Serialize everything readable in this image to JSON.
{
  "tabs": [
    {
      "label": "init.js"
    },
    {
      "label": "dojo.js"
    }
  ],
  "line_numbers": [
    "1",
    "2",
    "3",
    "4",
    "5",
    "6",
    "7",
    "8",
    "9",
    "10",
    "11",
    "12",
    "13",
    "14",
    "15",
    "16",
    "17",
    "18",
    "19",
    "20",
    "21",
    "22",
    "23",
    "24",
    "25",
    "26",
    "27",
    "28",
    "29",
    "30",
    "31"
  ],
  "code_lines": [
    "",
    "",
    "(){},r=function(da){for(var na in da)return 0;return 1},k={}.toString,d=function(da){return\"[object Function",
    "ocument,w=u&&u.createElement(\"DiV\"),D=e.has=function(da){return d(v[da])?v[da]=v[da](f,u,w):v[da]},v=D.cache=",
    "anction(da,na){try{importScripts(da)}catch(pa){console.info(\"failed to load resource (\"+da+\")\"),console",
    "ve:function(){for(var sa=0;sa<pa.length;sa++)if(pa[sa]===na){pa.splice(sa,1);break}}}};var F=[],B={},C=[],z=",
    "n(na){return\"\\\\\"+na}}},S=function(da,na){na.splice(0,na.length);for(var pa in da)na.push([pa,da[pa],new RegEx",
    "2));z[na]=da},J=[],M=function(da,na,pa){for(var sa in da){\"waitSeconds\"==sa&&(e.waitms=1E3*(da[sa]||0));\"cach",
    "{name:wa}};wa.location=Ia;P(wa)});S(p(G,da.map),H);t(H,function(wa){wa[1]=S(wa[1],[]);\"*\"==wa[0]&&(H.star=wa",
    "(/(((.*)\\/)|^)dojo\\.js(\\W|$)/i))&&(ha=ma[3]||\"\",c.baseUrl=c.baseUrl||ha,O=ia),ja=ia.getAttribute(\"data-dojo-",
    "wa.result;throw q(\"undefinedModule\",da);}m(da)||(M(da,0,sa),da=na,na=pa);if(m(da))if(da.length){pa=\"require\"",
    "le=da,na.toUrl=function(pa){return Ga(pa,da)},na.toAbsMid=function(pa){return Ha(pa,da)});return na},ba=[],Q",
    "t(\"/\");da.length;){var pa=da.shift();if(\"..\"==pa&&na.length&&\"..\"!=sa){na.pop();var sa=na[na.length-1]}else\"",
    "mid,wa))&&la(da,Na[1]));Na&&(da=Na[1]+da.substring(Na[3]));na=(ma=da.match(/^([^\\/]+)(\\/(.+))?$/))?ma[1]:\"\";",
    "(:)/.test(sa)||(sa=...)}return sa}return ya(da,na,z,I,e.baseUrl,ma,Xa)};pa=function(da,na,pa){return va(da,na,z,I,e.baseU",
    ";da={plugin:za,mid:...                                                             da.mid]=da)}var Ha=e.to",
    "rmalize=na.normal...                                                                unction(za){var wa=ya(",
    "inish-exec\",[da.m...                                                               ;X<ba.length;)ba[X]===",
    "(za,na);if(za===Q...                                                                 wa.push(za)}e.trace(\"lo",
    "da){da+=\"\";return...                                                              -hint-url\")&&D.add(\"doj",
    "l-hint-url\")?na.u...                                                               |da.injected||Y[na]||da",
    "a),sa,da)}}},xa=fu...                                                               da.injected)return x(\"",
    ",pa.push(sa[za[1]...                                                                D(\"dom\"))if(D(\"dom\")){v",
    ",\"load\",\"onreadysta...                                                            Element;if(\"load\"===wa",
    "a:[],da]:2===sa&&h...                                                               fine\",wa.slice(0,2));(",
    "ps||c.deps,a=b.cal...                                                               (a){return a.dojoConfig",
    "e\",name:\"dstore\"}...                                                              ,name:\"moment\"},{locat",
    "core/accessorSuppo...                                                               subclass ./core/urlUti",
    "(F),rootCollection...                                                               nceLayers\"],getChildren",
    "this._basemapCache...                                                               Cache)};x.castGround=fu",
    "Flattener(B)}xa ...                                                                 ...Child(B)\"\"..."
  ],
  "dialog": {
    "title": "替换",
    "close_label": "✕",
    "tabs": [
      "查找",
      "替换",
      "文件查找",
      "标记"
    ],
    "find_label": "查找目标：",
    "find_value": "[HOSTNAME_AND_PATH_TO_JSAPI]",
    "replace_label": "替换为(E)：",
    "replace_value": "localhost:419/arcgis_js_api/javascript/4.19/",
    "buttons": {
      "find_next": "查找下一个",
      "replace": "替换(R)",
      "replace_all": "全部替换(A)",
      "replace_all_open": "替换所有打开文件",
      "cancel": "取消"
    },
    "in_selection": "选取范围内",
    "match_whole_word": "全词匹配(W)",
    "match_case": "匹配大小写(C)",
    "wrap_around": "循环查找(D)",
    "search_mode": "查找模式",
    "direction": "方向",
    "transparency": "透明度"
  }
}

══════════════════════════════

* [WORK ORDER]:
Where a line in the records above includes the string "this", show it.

* [YOUR SOLUTION]:
Serialize everything readable in this image to JSON.
    "this._basemapCache...                                                               Cache)};x.castGround=fu",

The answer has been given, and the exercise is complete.